#### [Work task]
Find the word "JSON" in the data below and copy each line that holds it.

#### [The input]
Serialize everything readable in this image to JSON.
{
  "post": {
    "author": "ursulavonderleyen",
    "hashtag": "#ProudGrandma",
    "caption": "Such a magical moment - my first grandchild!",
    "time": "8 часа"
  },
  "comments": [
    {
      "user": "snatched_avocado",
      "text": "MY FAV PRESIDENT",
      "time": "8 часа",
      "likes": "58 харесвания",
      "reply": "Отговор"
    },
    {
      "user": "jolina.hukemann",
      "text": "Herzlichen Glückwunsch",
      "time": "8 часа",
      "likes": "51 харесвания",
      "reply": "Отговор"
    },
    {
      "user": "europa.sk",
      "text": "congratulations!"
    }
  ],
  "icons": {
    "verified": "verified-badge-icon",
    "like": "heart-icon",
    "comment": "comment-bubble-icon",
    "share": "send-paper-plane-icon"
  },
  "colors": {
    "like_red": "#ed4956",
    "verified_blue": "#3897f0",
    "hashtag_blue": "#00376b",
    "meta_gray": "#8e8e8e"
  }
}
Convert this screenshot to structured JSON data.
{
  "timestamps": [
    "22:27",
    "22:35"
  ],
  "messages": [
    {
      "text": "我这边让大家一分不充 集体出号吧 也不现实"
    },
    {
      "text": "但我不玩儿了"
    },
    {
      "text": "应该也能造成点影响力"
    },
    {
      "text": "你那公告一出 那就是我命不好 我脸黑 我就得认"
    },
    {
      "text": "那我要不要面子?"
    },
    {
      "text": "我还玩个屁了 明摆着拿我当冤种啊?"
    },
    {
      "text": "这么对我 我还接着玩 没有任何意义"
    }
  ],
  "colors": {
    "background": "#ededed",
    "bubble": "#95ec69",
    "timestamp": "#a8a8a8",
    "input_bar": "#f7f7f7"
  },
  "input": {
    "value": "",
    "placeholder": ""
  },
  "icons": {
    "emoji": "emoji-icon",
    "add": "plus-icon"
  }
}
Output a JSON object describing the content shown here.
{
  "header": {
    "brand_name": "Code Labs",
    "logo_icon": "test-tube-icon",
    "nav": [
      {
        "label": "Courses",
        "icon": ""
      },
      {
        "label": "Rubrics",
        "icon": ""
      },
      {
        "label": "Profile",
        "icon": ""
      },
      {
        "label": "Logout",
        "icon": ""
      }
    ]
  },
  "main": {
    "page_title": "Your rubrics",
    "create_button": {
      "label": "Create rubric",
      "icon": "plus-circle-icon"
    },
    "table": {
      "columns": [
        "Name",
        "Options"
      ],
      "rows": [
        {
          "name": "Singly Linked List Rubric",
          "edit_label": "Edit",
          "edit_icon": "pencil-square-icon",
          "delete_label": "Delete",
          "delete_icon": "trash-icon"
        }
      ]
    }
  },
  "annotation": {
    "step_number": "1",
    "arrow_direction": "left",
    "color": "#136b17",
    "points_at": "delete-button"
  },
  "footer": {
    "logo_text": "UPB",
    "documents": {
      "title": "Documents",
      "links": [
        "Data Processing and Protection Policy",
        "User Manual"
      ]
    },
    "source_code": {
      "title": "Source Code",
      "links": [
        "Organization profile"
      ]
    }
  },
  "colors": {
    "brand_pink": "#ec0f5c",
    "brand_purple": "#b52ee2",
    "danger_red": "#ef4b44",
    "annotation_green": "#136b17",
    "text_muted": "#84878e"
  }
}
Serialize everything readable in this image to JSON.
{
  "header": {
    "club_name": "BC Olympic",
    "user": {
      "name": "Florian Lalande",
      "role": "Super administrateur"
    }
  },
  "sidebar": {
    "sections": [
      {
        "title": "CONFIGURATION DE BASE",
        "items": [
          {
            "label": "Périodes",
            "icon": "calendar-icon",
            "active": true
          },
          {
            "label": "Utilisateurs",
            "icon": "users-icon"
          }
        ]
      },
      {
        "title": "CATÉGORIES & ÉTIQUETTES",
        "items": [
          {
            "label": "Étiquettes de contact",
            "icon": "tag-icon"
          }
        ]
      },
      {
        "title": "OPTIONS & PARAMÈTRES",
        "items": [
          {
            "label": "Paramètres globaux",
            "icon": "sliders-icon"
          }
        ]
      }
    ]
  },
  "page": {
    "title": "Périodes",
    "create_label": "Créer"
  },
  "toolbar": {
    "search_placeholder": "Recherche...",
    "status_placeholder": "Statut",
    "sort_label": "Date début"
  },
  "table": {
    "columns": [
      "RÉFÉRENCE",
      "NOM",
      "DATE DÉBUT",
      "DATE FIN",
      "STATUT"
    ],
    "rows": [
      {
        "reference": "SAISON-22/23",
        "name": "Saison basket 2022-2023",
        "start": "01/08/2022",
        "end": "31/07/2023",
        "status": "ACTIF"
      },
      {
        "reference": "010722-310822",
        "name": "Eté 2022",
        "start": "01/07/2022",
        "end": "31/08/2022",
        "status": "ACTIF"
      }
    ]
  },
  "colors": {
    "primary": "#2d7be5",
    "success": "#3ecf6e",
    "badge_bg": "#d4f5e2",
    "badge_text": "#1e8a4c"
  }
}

#### [Problem solution]
Serialize everything readable in this image to JSON.
Convert this screenshot to structured JSON data.
Output a JSON object describing the content shown here.
Serialize everything readable in this image to JSON.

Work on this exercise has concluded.